Copy out all lines of the listing below that hold "Ultimate".

** DATA FOR THE TASK follows **

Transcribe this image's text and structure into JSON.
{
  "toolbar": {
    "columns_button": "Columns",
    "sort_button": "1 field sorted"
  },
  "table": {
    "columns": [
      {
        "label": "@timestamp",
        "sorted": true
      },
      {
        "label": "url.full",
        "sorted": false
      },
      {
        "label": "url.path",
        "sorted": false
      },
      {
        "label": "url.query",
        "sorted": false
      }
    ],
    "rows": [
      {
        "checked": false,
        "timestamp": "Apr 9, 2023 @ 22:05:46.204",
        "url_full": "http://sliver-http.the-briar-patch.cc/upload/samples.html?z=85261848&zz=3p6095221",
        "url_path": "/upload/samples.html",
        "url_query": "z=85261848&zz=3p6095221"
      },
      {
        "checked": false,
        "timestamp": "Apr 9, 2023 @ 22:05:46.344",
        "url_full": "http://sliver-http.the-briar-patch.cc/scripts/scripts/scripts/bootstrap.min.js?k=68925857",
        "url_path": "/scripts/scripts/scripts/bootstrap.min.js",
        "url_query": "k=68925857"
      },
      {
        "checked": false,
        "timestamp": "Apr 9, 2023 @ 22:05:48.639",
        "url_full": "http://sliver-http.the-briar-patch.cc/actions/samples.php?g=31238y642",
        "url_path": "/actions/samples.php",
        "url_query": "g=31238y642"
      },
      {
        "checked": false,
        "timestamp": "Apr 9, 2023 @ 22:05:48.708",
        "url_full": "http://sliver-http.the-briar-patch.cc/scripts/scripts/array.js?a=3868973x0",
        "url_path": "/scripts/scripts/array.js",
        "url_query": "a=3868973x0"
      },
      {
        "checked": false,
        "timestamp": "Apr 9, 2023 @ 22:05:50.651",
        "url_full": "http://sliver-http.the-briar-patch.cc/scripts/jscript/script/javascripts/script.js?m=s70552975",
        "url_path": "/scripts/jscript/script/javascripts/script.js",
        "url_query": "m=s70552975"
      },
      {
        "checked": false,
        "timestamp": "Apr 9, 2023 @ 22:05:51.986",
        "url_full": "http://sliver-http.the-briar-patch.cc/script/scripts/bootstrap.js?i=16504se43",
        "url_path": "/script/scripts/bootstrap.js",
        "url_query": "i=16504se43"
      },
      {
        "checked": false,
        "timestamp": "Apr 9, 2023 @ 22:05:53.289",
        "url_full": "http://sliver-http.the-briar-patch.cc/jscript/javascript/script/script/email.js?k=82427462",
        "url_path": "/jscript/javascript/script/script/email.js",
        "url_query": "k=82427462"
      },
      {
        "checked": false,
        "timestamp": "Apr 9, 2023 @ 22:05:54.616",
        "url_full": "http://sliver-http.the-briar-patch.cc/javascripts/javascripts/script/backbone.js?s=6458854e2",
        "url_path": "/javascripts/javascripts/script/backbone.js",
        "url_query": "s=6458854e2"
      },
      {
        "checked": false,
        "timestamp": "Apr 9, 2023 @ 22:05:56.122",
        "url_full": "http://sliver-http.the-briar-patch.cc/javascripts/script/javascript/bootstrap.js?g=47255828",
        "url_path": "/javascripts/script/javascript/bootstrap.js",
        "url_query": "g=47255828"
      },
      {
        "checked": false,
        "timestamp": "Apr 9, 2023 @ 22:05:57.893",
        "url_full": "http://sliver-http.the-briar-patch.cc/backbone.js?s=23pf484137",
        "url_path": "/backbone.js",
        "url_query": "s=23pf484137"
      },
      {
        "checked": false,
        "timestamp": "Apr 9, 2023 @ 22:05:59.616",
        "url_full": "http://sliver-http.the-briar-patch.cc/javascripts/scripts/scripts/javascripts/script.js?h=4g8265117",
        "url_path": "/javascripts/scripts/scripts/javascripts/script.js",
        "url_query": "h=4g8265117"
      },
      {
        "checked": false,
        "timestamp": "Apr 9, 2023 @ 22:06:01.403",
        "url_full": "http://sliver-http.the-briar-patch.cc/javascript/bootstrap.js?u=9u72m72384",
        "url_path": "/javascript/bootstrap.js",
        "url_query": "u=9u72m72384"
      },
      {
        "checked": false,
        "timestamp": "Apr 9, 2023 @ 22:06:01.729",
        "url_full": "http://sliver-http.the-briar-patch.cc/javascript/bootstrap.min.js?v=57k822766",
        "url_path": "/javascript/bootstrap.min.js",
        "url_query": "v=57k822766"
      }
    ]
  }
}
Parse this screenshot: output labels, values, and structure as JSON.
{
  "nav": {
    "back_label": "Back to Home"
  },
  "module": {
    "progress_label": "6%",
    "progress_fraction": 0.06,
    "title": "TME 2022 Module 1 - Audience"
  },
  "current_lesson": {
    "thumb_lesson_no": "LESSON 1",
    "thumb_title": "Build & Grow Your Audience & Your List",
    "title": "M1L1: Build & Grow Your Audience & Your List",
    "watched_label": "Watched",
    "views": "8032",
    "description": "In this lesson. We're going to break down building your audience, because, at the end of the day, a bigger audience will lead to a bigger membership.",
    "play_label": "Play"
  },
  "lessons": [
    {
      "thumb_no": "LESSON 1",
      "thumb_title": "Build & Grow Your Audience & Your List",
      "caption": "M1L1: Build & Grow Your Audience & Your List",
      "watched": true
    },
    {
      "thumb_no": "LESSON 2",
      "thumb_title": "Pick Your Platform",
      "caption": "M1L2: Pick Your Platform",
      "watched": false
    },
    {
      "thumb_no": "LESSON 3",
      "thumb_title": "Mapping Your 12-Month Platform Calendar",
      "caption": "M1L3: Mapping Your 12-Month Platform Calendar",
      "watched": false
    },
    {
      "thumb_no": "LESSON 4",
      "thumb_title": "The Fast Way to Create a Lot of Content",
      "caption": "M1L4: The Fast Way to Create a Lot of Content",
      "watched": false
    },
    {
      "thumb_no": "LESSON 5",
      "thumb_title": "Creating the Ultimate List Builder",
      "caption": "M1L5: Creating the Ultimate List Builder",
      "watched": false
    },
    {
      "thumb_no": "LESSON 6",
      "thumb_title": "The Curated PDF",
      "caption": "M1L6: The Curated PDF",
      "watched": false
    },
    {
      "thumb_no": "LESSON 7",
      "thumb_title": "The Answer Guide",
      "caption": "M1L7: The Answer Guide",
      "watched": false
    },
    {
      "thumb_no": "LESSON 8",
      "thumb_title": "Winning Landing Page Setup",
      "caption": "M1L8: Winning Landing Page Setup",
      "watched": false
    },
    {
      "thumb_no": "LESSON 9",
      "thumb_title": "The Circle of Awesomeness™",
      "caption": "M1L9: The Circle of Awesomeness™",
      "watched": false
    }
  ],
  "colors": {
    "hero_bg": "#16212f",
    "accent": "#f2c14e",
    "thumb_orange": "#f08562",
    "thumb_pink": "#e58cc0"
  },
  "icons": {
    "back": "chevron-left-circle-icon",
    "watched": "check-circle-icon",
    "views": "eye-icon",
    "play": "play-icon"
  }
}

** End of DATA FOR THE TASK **

SOLUTION TO THIS TASK
      "thumb_title": "Creating the Ultimate List Builder",
      "caption": "M1L5: Creating the Ultimate List Builder",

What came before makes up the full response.